Mr. Hirai stressed the importance of policy coordination and shared narratives among like-minded countries in achieving objectives such as carbon neutrality and secure supply chains, inducing large private investments, while avoiding conflicts of interests among countries in their pursuit of industrial policy.

Professor Akcigit pointed out the monotonous application of policy instruments among countries as a cause of policy ineffectiveness, and stressed the importance of countries using their own data to analyze and understand the particular problems of each country.

Dr. Ghezzi noted that country’s capabilities for industrial policy can be developed in the course of policy implementation by fostering trust between public and private sectors. On the other hand, he pointed out that since Mesas Ejecutivas is intensive in government capabilities – which are not abundant – and promoting stakeholder interaction at a nationwide level is difficult, policymakers often seek for easier alternatives such as tax reduction and protection of specific industries. In addition, he reiterated that building strong industrial policies, and more so solving long term or structural problems, require perseverance and policy continuation through administrations over time.

Dr. Criscuolo pointed out the dilemma inherent in designing both politically acceptable and socially effective policies; politicians may seek to create efficient policies that satisfy everyone while policy implementation inevitably creates winners and losers, and this conflict results in policy exceptions that make policies ineffective. She also stated that it is important to embed downscaling and exit strategies into policy evaluation cycles because the tendency of politicians illustrated above makes it difficult to abandon existing policies, ending up with a myriad of similar policies.

Answering a question from Professor Akcigit on whether governments have adequate human resources and dynamism to fully comprehend and formulate appropriate policies in response to the impact of digital economy on employment and competition, Dr. Corrado enumerated two points.

  1. 1)The lack of a proper framework for digital business cause misunderstanding of cost and rent structure of digital economies, leading to misguided discussions.
  2. 2)The rise of proprietary data is hindering competition.
    She stated that policies to promote data sharing among companies may help address these issues, citing practice of credit scoring companies as an example, and that we should understand how data is being used in each industry to address the problem of entry barriers.

Mr. Hirai presented several reflections from his work on the New Direction of Economic and Industrial Policies; (i) the importance of international cooperation, as the free flow of data, goods, and services is becoming increasingly difficult amid the changing geopolitical situation, and (ii) need for talented human resources and functional institutions in keeping up with rapid technological change.

Professor Hamaguchi pointed to two types of abilities that are essential for government agencies in charge of industrial policy; (i) the ability to incorporate social issues (e.g. employment, equality) into specific policy programs, and (ii) communication capability. He also noted the value of technology and knowledge transfers through international cooperation.

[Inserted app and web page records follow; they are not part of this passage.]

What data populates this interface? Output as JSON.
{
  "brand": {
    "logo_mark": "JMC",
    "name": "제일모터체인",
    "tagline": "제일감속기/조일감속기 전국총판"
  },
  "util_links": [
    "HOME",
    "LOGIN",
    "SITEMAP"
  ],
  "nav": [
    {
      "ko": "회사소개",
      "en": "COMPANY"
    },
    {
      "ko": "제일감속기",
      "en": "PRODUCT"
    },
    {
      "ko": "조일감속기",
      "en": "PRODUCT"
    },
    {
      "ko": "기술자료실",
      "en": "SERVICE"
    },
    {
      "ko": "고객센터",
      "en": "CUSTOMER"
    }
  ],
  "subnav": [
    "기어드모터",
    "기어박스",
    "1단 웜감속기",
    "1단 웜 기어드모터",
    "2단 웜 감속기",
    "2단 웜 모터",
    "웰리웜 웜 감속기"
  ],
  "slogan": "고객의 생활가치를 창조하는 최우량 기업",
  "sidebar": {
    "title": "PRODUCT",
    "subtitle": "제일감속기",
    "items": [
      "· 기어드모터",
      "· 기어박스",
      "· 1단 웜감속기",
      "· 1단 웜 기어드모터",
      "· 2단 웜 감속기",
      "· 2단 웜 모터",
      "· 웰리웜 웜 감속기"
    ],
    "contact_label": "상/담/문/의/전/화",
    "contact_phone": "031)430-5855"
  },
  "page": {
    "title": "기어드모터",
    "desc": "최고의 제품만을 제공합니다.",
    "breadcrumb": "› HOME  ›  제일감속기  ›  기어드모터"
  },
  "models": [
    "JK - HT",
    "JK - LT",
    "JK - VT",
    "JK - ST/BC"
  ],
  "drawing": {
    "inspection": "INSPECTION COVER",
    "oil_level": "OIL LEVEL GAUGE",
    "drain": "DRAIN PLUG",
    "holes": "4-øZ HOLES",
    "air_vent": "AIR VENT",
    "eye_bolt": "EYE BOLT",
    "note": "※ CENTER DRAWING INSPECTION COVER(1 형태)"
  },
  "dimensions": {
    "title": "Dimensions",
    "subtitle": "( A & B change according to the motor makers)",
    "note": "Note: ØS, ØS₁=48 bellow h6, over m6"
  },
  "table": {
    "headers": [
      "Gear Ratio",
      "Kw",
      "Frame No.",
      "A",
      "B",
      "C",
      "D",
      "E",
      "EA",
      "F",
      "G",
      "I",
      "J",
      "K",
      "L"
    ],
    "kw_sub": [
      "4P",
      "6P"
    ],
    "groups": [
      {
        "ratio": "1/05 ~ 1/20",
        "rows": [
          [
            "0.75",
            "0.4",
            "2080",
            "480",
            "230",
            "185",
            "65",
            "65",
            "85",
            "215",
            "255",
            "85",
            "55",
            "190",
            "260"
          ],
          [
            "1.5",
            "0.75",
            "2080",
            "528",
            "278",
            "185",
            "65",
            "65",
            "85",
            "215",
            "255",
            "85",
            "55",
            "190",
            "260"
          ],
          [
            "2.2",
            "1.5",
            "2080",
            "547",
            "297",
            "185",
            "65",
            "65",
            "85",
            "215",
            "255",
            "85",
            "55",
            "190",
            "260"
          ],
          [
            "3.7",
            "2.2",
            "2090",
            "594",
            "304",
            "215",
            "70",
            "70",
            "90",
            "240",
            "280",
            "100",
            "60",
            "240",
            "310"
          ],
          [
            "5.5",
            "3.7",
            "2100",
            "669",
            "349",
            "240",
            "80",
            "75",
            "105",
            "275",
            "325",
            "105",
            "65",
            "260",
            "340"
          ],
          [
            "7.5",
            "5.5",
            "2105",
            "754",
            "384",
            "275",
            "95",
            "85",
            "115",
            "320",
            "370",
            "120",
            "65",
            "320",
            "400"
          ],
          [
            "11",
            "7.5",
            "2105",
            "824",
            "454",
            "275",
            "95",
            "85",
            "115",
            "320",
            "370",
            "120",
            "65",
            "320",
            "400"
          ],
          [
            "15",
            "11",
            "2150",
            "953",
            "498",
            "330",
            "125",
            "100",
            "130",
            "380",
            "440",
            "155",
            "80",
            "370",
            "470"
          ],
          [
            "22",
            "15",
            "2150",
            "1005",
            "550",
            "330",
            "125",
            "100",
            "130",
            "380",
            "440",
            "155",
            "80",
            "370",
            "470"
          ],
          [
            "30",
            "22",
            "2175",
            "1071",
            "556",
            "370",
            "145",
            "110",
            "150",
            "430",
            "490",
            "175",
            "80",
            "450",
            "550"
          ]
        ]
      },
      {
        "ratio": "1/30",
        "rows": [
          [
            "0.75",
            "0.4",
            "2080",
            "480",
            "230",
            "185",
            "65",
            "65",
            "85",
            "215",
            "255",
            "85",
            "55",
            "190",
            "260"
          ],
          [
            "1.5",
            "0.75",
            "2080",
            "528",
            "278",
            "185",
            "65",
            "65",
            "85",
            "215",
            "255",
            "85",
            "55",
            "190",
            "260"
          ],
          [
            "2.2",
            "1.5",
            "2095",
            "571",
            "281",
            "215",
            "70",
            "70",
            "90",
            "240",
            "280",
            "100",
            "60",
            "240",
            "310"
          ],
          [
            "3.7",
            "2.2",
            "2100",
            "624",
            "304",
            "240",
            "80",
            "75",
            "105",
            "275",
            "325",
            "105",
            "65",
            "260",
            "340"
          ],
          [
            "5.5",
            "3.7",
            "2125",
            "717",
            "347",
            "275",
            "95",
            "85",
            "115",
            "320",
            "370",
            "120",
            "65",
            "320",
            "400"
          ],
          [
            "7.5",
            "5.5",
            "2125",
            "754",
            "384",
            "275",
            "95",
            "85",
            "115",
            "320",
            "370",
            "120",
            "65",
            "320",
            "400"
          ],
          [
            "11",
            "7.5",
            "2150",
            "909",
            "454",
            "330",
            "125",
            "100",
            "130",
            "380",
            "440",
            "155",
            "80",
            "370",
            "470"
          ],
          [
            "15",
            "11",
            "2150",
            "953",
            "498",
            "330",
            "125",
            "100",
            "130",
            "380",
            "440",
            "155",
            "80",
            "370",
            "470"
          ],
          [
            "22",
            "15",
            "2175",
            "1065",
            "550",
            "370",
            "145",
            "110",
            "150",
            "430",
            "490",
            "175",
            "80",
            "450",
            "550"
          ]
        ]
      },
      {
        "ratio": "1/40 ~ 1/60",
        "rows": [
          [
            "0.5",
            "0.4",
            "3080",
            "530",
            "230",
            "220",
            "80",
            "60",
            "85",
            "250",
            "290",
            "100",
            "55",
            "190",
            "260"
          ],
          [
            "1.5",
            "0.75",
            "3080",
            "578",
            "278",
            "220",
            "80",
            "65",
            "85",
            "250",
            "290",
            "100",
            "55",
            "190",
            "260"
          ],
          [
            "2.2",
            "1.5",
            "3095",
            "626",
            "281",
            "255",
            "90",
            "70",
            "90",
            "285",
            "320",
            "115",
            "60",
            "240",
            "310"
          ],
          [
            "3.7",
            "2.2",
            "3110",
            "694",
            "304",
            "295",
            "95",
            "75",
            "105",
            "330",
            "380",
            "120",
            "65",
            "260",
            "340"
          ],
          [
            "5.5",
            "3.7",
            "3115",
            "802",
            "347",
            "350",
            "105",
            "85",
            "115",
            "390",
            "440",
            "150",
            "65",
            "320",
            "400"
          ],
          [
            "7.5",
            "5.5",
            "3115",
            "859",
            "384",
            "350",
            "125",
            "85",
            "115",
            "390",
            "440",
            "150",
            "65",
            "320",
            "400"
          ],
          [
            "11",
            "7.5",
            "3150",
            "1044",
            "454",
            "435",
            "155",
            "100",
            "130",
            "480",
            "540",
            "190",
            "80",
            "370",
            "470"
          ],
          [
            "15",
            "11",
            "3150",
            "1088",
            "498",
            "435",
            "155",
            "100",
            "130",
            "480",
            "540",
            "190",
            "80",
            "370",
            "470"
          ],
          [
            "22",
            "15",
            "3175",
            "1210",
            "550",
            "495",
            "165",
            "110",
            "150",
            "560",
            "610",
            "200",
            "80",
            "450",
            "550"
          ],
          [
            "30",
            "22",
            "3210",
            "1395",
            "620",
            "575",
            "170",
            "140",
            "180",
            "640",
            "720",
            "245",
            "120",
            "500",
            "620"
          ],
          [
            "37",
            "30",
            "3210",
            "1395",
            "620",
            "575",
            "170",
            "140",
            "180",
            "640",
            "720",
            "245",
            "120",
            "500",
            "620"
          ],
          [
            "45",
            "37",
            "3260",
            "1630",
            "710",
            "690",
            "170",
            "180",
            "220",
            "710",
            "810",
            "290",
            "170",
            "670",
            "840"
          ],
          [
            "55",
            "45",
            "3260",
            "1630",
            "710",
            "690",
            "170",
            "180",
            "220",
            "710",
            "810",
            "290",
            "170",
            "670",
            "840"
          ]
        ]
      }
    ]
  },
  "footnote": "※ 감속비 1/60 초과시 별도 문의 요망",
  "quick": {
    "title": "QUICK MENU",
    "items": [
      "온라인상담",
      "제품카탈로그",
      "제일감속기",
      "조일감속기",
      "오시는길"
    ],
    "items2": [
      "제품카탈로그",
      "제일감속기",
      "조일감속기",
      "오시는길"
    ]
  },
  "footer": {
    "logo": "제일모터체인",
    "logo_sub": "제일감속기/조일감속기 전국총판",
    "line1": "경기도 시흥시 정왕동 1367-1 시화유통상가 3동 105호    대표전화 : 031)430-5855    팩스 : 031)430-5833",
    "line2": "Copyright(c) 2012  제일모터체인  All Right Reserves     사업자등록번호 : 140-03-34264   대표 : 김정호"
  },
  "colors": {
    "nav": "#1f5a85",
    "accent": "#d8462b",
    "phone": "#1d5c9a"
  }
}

Finally, Professor Akcigit reiterated that a myriad of similar policies distorts policy outcomes, and that there is a lack of proper evaluation of the effectiveness of subsidies and other programs. Dr. Ghezzi commented that the lack of coordination between key stakeholders rather than failing to provide the right subsidy is the real and deep-rooted problem. Following this, Dr. Criscuolo emphasized that an ecosystem in which universities, producers, customers, and competitors play their respective roles and interact with each other is key to the new industrial policy.

5. Closing Remark

  • Dr. YANO Makoto (Chairman, RIETI, Japan)

Chairman Yano wrapped up the conference by emphasizing that the new industrial policy is indispensable to tackle major issues we are facing today, and thanking the participants for their valuable insights and discussions which will serve as the basis for future work on industrial policy.